STORED DATA ▸
◆ ◆ ◆
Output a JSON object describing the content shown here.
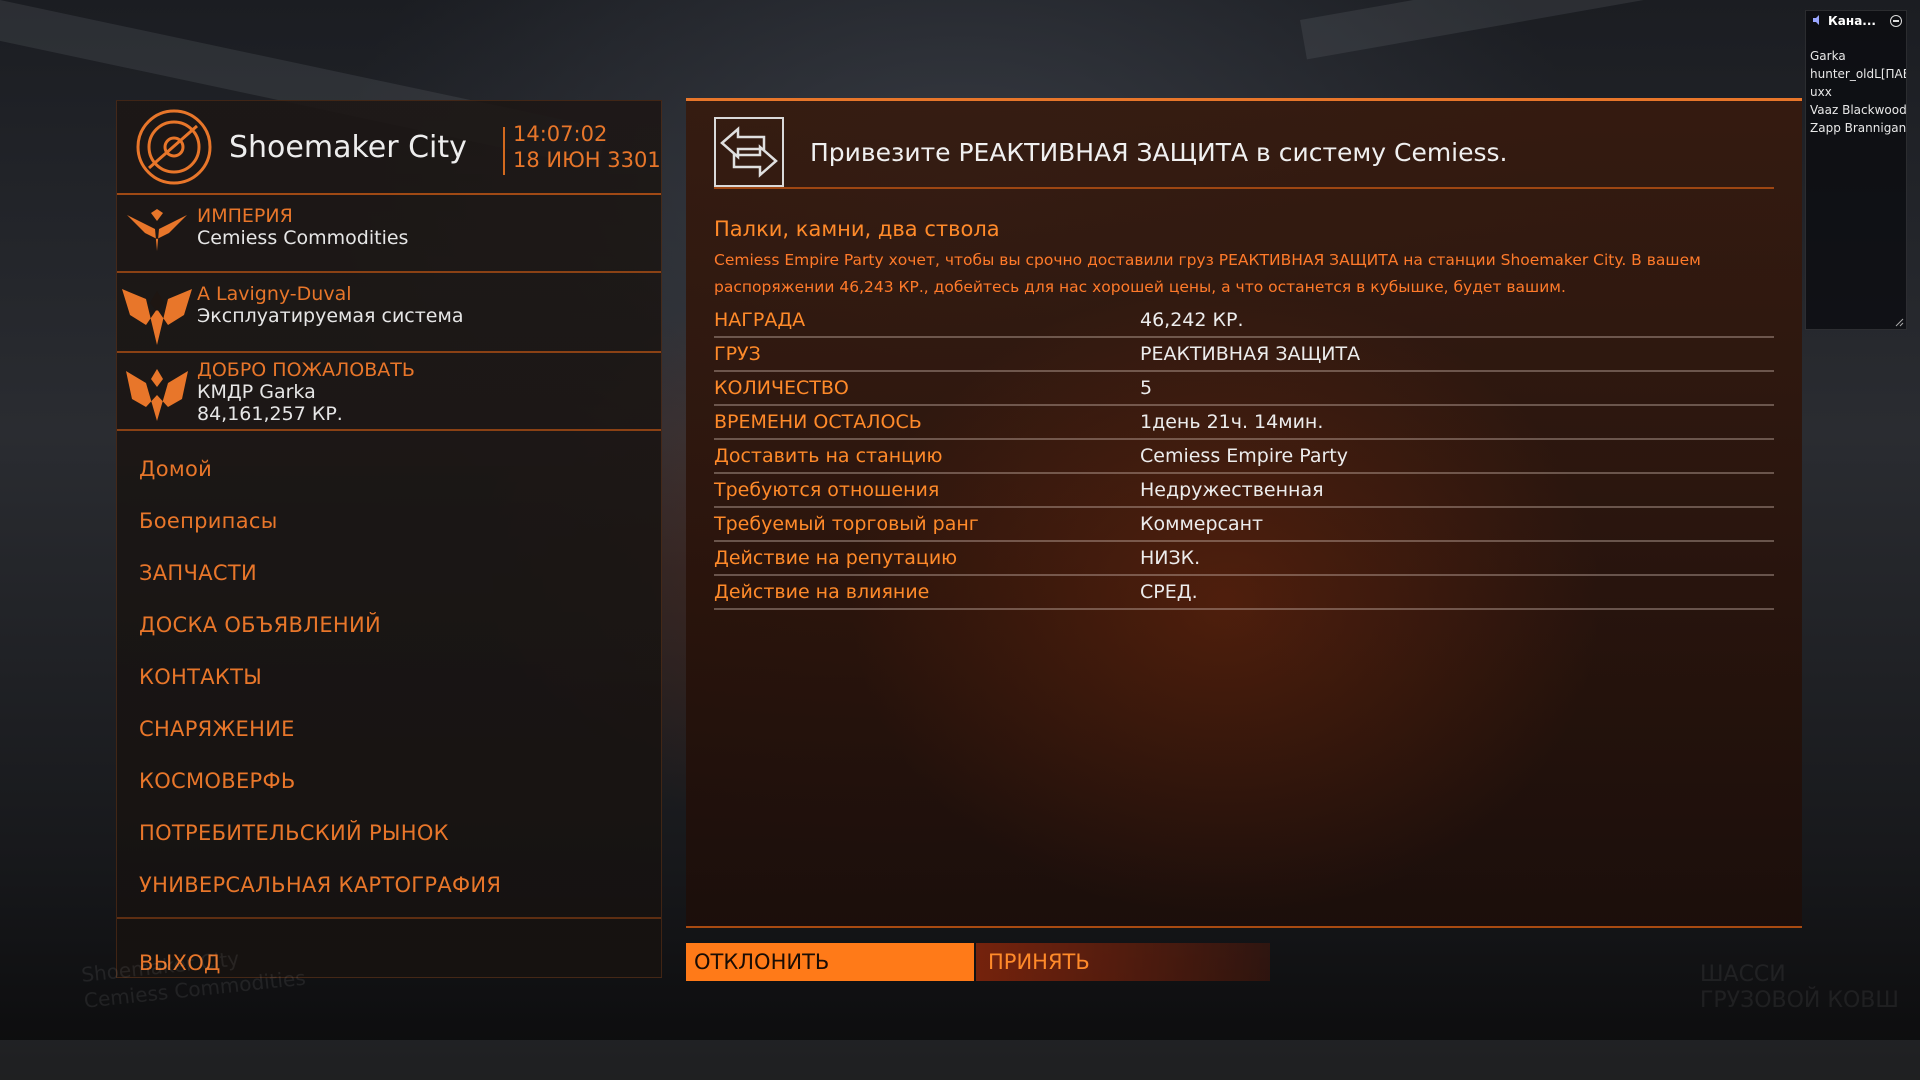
{
  "station": {
    "name": "Shoemaker City",
    "time": "14:07:02",
    "date": "18 ИЮН 3301"
  },
  "faction": {
    "allegiance": "ИМПЕРИЯ",
    "name": "Cemiess Commodities"
  },
  "system": {
    "owner": "A Lavigny-Duval",
    "state": "Эксплуатируемая система"
  },
  "welcome": {
    "greeting": "ДОБРО ПОЖАЛОВАТЬ",
    "commander": "КМДР Garka",
    "credits": "84,161,257 КР."
  },
  "nav": {
    "items": [
      "Домой",
      "Боеприпасы",
      "ЗАПЧАСТИ",
      "ДОСКА ОБЪЯВЛЕНИЙ",
      "КОНТАКТЫ",
      "СНАРЯЖЕНИЕ",
      "КОСМОВЕРФЬ",
      "ПОТРЕБИТЕЛЬСКИЙ РЫНОК",
      "УНИВЕРСАЛЬНАЯ КАРТОГРАФИЯ"
    ],
    "exit": "ВЫХОД"
  },
  "mission": {
    "title": "Привезите РЕАКТИВНАЯ ЗАЩИТА в систему Cemiess.",
    "subtitle": "Палки, камни, два ствола",
    "description": "Cemiess Empire Party хочет, чтобы вы срочно доставили груз РЕАКТИВНАЯ ЗАЩИТА на станции Shoemaker City. В вашем распоряжении 46,243 КР., добейтесь для нас хорошей цены, а что останется в кубышке, будет вашим.",
    "details": [
      {
        "label": "НАГРАДА",
        "value": "46,242 КР."
      },
      {
        "label": "ГРУЗ",
        "value": "РЕАКТИВНАЯ ЗАЩИТА"
      },
      {
        "label": "КОЛИЧЕСТВО",
        "value": "5"
      },
      {
        "label": "ВРЕМЕНИ ОСТАЛОСЬ",
        "value": "1день 21ч. 14мин."
      },
      {
        "label": "Доставить на станцию",
        "value": "Cemiess Empire Party"
      },
      {
        "label": "Требуются отношения",
        "value": "Недружественная"
      },
      {
        "label": "Требуемый торговый ранг",
        "value": "Коммерсант"
      },
      {
        "label": "Действие на репутацию",
        "value": "НИЗК."
      },
      {
        "label": "Действие на влияние",
        "value": "СРЕД."
      }
    ],
    "decline_label": "ОТКЛОНИТЬ",
    "accept_label": "ПРИНЯТЬ"
  },
  "background_hud": {
    "station": "Shoemaker City",
    "faction": "Cemiess Commodities",
    "right_line1": "ШАССИ",
    "right_line2": "ГРУЗОВОЙ КОВШ"
  },
  "chat": {
    "title": "Кана...",
    "users": [
      "Garka",
      "hunter_oldL[ПАЕ",
      "uxx",
      "Vaaz Blackwood",
      "Zapp Brannigan|"
    ]
  },
  "colors": {
    "accent": "#e8762a",
    "accent_bright": "#ff7a18",
    "text_light": "#ececec"
  }
}
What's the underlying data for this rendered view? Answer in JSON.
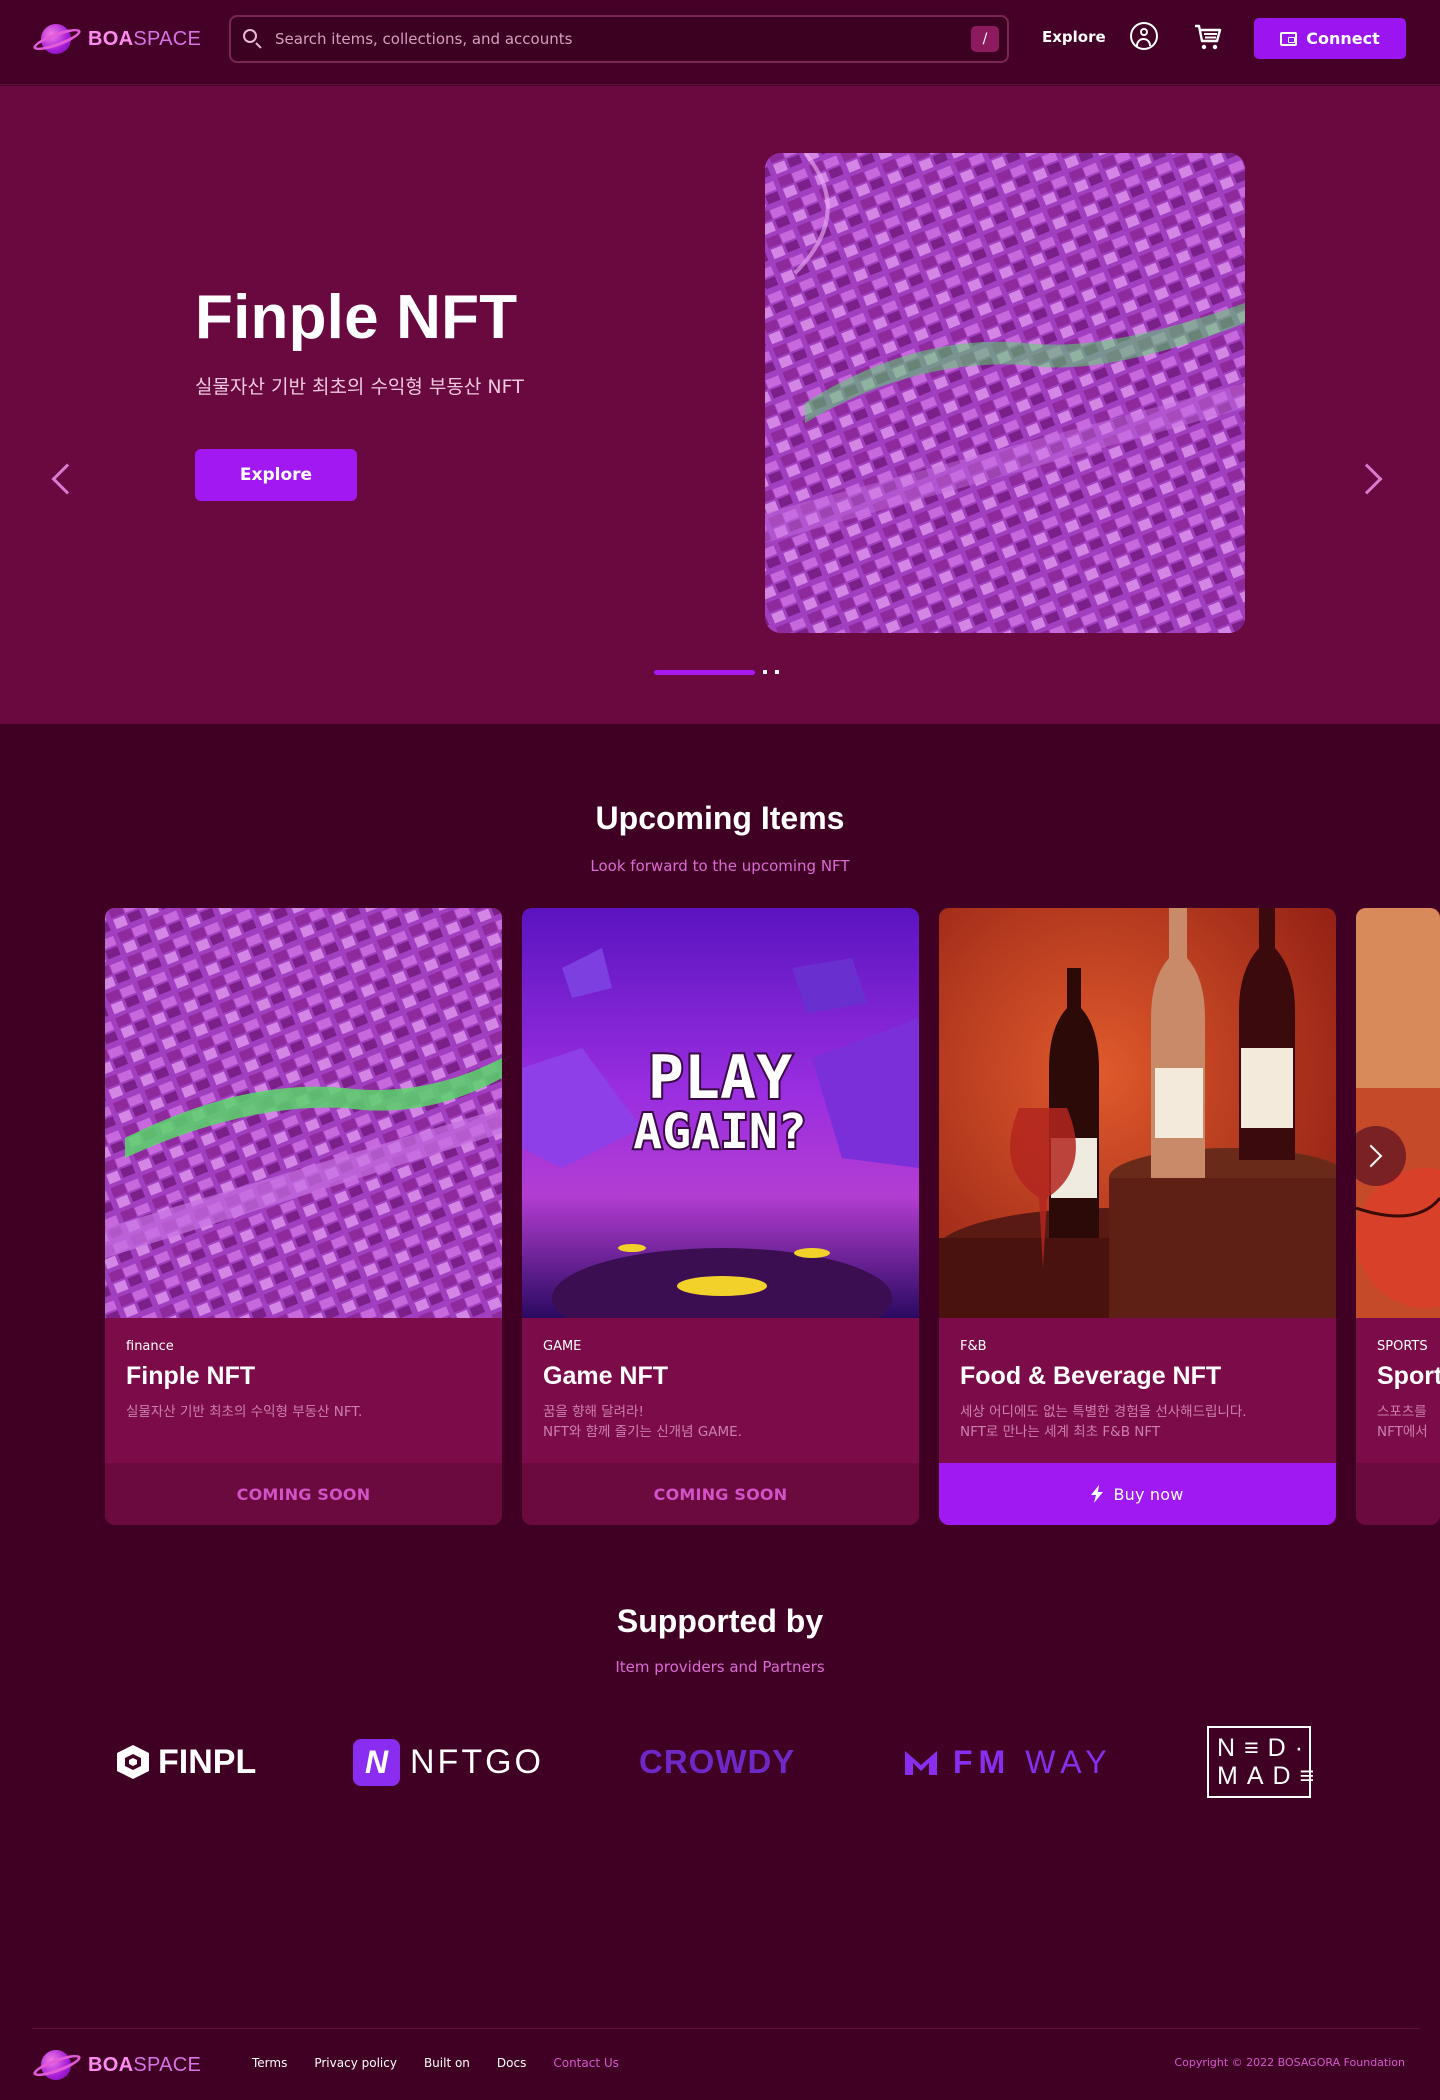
{
  "header": {
    "logo_bold": "BOA",
    "logo_light": "SPACE",
    "search_placeholder": "Search items, collections, and accounts",
    "search_shortcut": "/",
    "explore": "Explore",
    "connect": "Connect"
  },
  "hero": {
    "title": "Finple NFT",
    "subtitle": "실물자산 기반 최초의 수익형 부동산 NFT",
    "button": "Explore"
  },
  "upcoming": {
    "title": "Upcoming Items",
    "subtitle": "Look forward to the upcoming NFT",
    "cards": [
      {
        "category": "finance",
        "name": "Finple NFT",
        "desc1": "실물자산 기반 최초의 수익형 부동산 NFT.",
        "desc2": "",
        "action": "COMING SOON"
      },
      {
        "category": "GAME",
        "name": "Game NFT",
        "desc1": "꿈을 향해 달려라!",
        "desc2": "NFT와 함께 즐기는 신개념 GAME.",
        "action": "COMING SOON",
        "art_text1": "PLAY",
        "art_text2": "AGAIN?"
      },
      {
        "category": "F&B",
        "name": "Food & Beverage NFT",
        "desc1": "세상 어디에도 없는 특별한 경험을 선사해드립니다.",
        "desc2": "NFT로 만나는 세계 최초 F&B NFT",
        "action": "Buy now"
      },
      {
        "category": "SPORTS",
        "name": "Sport",
        "desc1": "스포츠를 ",
        "desc2": "NFT에서"
      }
    ]
  },
  "supported": {
    "title": "Supported by",
    "subtitle": "Item providers and Partners",
    "partners": {
      "finpl": "FINPL",
      "nftgo": "NFTGO",
      "nftgo_mark": "N",
      "crowdy": "CROWDY",
      "fm": "FM",
      "way": "WAY",
      "need1": "N≡D·",
      "need2": "MAD≡"
    }
  },
  "footer": {
    "links": [
      "Terms",
      "Privacy policy",
      "Built on",
      "Docs",
      "Contact Us"
    ],
    "copyright": "Copyright © 2022 BOSAGORA Foundation"
  },
  "colors": {
    "accent": "#a218f2",
    "bg": "#400024",
    "hero_bg": "#6a0840",
    "card_bg": "#7c0c49"
  }
}
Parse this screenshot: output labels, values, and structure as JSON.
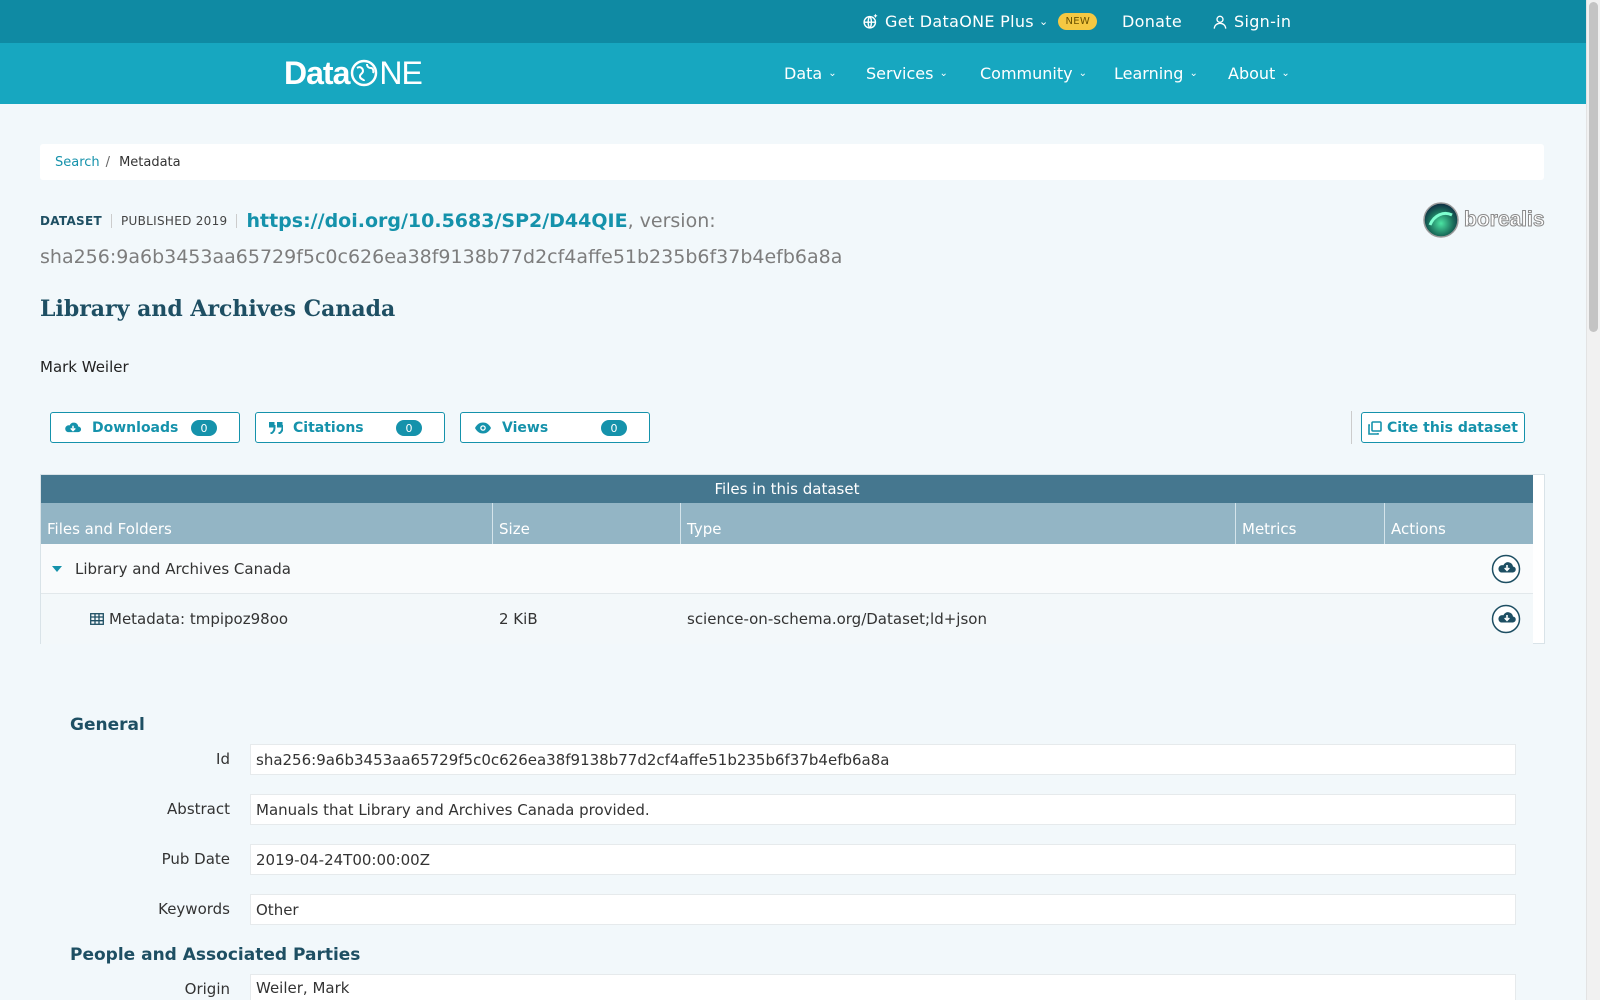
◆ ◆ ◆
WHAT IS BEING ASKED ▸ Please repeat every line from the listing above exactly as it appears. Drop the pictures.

SOLUTION ▸
Output a JSON object describing the content shown here.
{
  "station": {
    "name": "Shoemaker City",
    "time": "14:07:02",
    "date": "18 ИЮН 3301"
  },
  "faction": {
    "allegiance": "ИМПЕРИЯ",
    "name": "Cemiess Commodities"
  },
  "system": {
    "owner": "A Lavigny-Duval",
    "state": "Эксплуатируемая система"
  },
  "welcome": {
    "greeting": "ДОБРО ПОЖАЛОВАТЬ",
    "commander": "КМДР Garka",
    "credits": "84,161,257 КР."
  },
  "nav": {
    "items": [
      "Домой",
      "Боеприпасы",
      "ЗАПЧАСТИ",
      "ДОСКА ОБЪЯВЛЕНИЙ",
      "КОНТАКТЫ",
      "СНАРЯЖЕНИЕ",
      "КОСМОВЕРФЬ",
      "ПОТРЕБИТЕЛЬСКИЙ РЫНОК",
      "УНИВЕРСАЛЬНАЯ КАРТОГРАФИЯ"
    ],
    "exit": "ВЫХОД"
  },
  "mission": {
    "title": "Привезите РЕАКТИВНАЯ ЗАЩИТА в систему Cemiess.",
    "subtitle": "Палки, камни, два ствола",
    "description": "Cemiess Empire Party хочет, чтобы вы срочно доставили груз РЕАКТИВНАЯ ЗАЩИТА на станции Shoemaker City. В вашем распоряжении 46,243 КР., добейтесь для нас хорошей цены, а что останется в кубышке, будет вашим.",
    "details": [
      {
        "label": "НАГРАДА",
        "value": "46,242 КР."
      },
      {
        "label": "ГРУЗ",
        "value": "РЕАКТИВНАЯ ЗАЩИТА"
      },
      {
        "label": "КОЛИЧЕСТВО",
        "value": "5"
      },
      {
        "label": "ВРЕМЕНИ ОСТАЛОСЬ",
        "value": "1день 21ч. 14мин."
      },
      {
        "label": "Доставить на станцию",
        "value": "Cemiess Empire Party"
      },
      {
        "label": "Требуются отношения",
        "value": "Недружественная"
      },
      {
        "label": "Требуемый торговый ранг",
        "value": "Коммерсант"
      },
      {
        "label": "Действие на репутацию",
        "value": "НИЗК."
      },
      {
        "label": "Действие на влияние",
        "value": "СРЕД."
      }
    ],
    "decline_label": "ОТКЛОНИТЬ",
    "accept_label": "ПРИНЯТЬ"
  },
  "background_hud": {
    "station": "Shoemaker City",
    "faction": "Cemiess Commodities",
    "right_line1": "ШАССИ",
    "right_line2": "ГРУЗОВОЙ КОВШ"
  },
  "chat": {
    "title": "Кана...",
    "users": [
      "Garka",
      "hunter_oldL[ПАЕ",
      "uxx",
      "Vaaz Blackwood",
      "Zapp Brannigan|"
    ]
  },
  "colors": {
    "accent": "#e8762a",
    "accent_bright": "#ff7a18",
    "text_light": "#ececec"
  }
}
What's the underlying data for this rendered view? Answer in JSON.
{
  "header": {
    "logo_bold": "BOA",
    "logo_light": "SPACE",
    "search_placeholder": "Search items, collections, and accounts",
    "search_shortcut": "/",
    "explore": "Explore",
    "connect": "Connect"
  },
  "hero": {
    "title": "Finple NFT",
    "subtitle": "실물자산 기반 최초의 수익형 부동산 NFT",
    "button": "Explore"
  },
  "upcoming": {
    "title": "Upcoming Items",
    "subtitle": "Look forward to the upcoming NFT",
    "cards": [
      {
        "category": "finance",
        "name": "Finple NFT",
        "desc1": "실물자산 기반 최초의 수익형 부동산 NFT.",
        "desc2": "",
        "action": "COMING SOON"
      },
      {
        "category": "GAME",
        "name": "Game NFT",
        "desc1": "꿈을 향해 달려라!",
        "desc2": "NFT와 함께 즐기는 신개념 GAME.",
        "action": "COMING SOON",
        "art_text1": "PLAY",
        "art_text2": "AGAIN?"
      },
      {
        "category": "F&B",
        "name": "Food & Beverage NFT",
        "desc1": "세상 어디에도 없는 특별한 경험을 선사해드립니다.",
        "desc2": "NFT로 만나는 세계 최초 F&B NFT",
        "action": "Buy now"
      },
      {
        "category": "SPORTS",
        "name": "Sport",
        "desc1": "스포츠를 ",
        "desc2": "NFT에서"
      }
    ]
  },
  "supported": {
    "title": "Supported by",
    "subtitle": "Item providers and Partners",
    "partners": {
      "finpl": "FINPL",
      "nftgo": "NFTGO",
      "nftgo_mark": "N",
      "crowdy": "CROWDY",
      "fm": "FM",
      "way": "WAY",
      "need1": "N≡D·",
      "need2": "MAD≡"
    }
  },
  "footer": {
    "links": [
      "Terms",
      "Privacy policy",
      "Built on",
      "Docs",
      "Contact Us"
    ],
    "copyright": "Copyright © 2022 BOSAGORA Foundation"
  },
  "colors": {
    "accent": "#a218f2",
    "bg": "#400024",
    "hero_bg": "#6a0840",
    "card_bg": "#7c0c49"
  }
}
Parse this screenshot: output labels, values, and structure as JSON.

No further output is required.